At a set time, a random process defines a random variable that has a probability mass function, or a probability density function, as appropriate. It is of interest to be able to determine this probability mass/density function for all times—resulting in the probability mass/density function evolution with time. However, in general, such evolution is analytically difficult to establish. This evolution can be established for a few important random processes including the random walk, one-dimensional Brownian motion, and the case of random processes defined as a sum of independent random variables at each time instant.
Probability density function evolution is consistent with probability flow, and for continuous time Markov random processes, the probability density function evolution leads to the Fokker–Planck equation.

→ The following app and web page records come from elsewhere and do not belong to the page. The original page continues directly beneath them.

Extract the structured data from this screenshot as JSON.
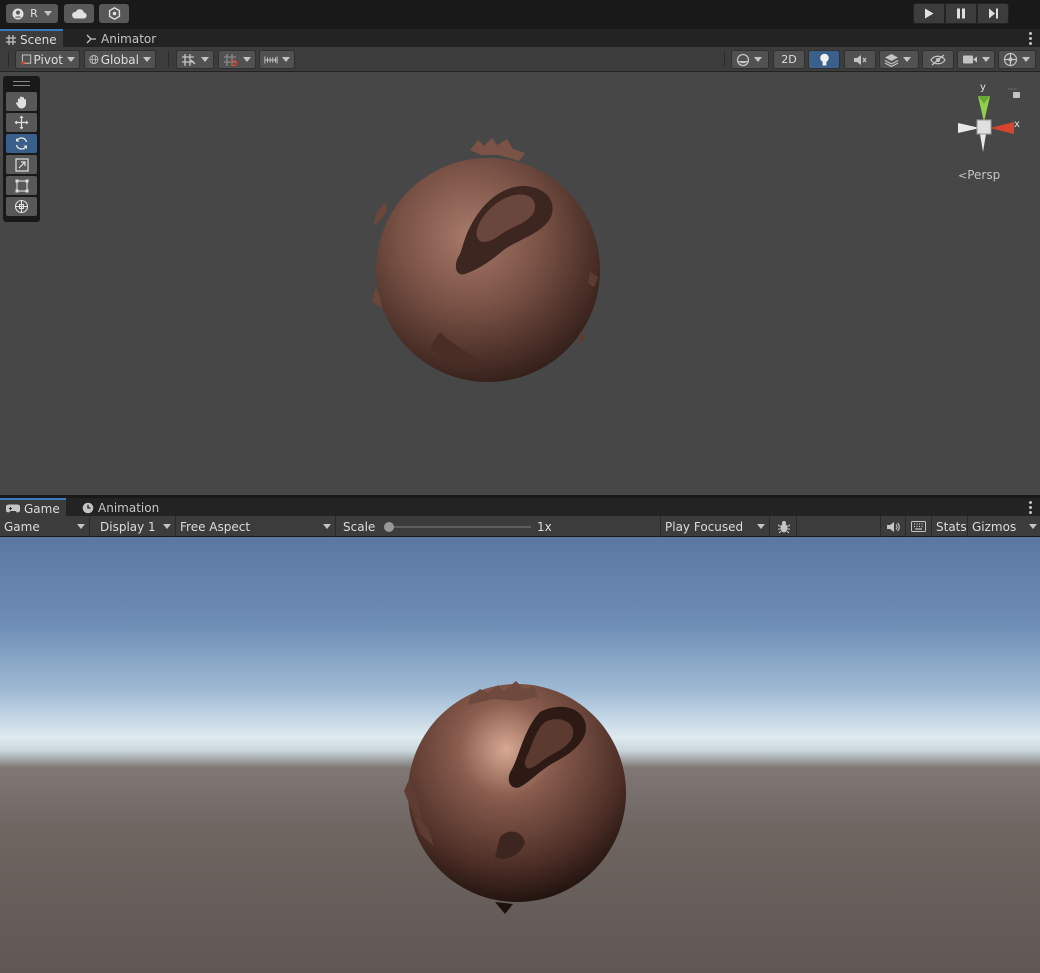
{
  "top_toolbar": {
    "account_label": "R",
    "icons": [
      "user-icon",
      "cloud-icon",
      "settings-icon",
      "play-icon",
      "pause-icon",
      "step-icon"
    ]
  },
  "scene_panel": {
    "tabs": [
      {
        "label": "Scene",
        "icon": "grid-icon",
        "active": true
      },
      {
        "label": "Animator",
        "icon": "animator-icon",
        "active": false
      }
    ],
    "toolbar": {
      "pivot_label": "Pivot",
      "global_label": "Global",
      "mode_2d_label": "2D"
    },
    "tools": [
      "hand-tool",
      "move-tool",
      "rotate-tool",
      "scale-tool",
      "rect-tool",
      "transform-tool"
    ],
    "active_tool": "rotate-tool",
    "gizmo": {
      "y_label": "y",
      "x_label": "x",
      "projection_label": "Persp"
    }
  },
  "game_panel": {
    "tabs": [
      {
        "label": "Game",
        "icon": "gamepad-icon",
        "active": true
      },
      {
        "label": "Animation",
        "icon": "clock-icon",
        "active": false
      }
    ],
    "toolbar": {
      "view_select": "Game",
      "display_select": "Display 1",
      "aspect_select": "Free Aspect",
      "scale_label": "Scale",
      "scale_value": "1x",
      "scale_fraction": 0.0,
      "play_mode_select": "Play Focused",
      "stats_label": "Stats",
      "gizmos_label": "Gizmos"
    }
  },
  "colors": {
    "accent": "#3a79bb",
    "active_tool": "#3a5f8a",
    "sphere": "#7a5246",
    "axis_x": "#d9432f",
    "axis_y": "#8fd14f"
  }
}
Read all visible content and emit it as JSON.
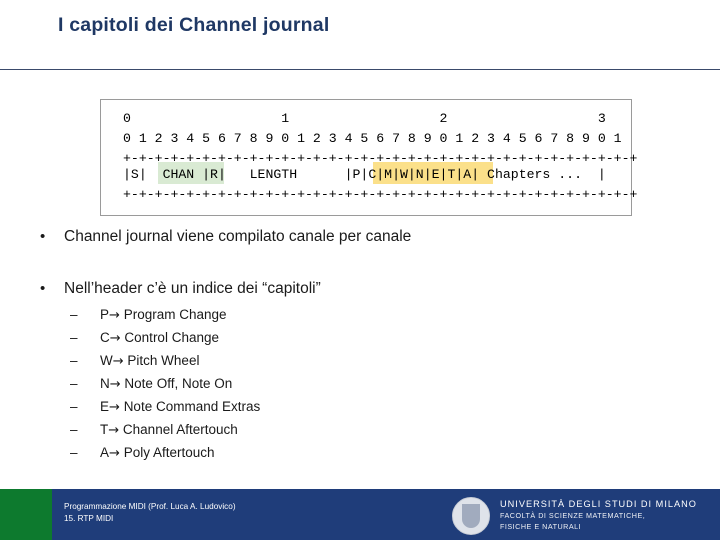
{
  "slide": {
    "title": "I capitoli dei Channel journal"
  },
  "diagram": {
    "line_byte_numbers": "0                   1                   2                   3",
    "line_bit_numbers": "0 1 2 3 4 5 6 7 8 9 0 1 2 3 4 5 6 7 8 9 0 1 2 3 4 5 6 7 8 9 0 1",
    "line_rule_top": "+-+-+-+-+-+-+-+-+-+-+-+-+-+-+-+-+-+-+-+-+-+-+-+-+-+-+-+-+-+-+-+-+",
    "line_fields": "|S|  CHAN |R|   LENGTH      |P|C|M|W|N|E|T|A| Chapters ...  |",
    "line_rule_bottom": "+-+-+-+-+-+-+-+-+-+-+-+-+-+-+-+-+-+-+-+-+-+-+-+-+-+-+-+-+-+-+-+-+",
    "highlight_chan_color": "#d9ead3",
    "highlight_chapters_color": "#fbe08a"
  },
  "bullets": [
    {
      "marker": "•",
      "text": "Channel journal viene compilato canale per canale"
    },
    {
      "marker": "•",
      "text": "Nell’header c’è un indice dei “capitoli”"
    }
  ],
  "subitems": [
    {
      "marker": "–",
      "letter": "P",
      "arrow": "→",
      "text": "Program Change"
    },
    {
      "marker": "–",
      "letter": "C",
      "arrow": "→",
      "text": "Control Change"
    },
    {
      "marker": "–",
      "letter": "W",
      "arrow": "→",
      "text": "Pitch Wheel"
    },
    {
      "marker": "–",
      "letter": "N",
      "arrow": "→",
      "text": "Note Off, Note On"
    },
    {
      "marker": "–",
      "letter": "E",
      "arrow": "→",
      "text": "Note Command Extras"
    },
    {
      "marker": "–",
      "letter": "T",
      "arrow": "→",
      "text": "Channel Aftertouch"
    },
    {
      "marker": "–",
      "letter": "A",
      "arrow": "→",
      "text": "Poly Aftertouch"
    }
  ],
  "footer": {
    "line1": "Programmazione MIDI (Prof. Luca A. Ludovico)",
    "line2": "15. RTP MIDI",
    "university_line1": "UNIVERSITÀ DEGLI STUDI DI MILANO",
    "university_line2": "FACOLTÀ DI SCIENZE MATEMATICHE,",
    "university_line3": "FISICHE E NATURALI",
    "bar_color": "#1f3d7a",
    "accent_color": "#0d7a2e"
  }
}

When an analytic solution cannot be obtained, estimation techniques for the probability mass/density function can be used, and this chapter commences with a brief introduction. For the continuous case, a useful approach is to estimate the probability density function at set times Δt, 2Δt, 3Δt, … and use a normalized reconstruction function, , to estimate the probability density function at other times according to
Here, is an estimate of the probability density function of the random process X at the time ...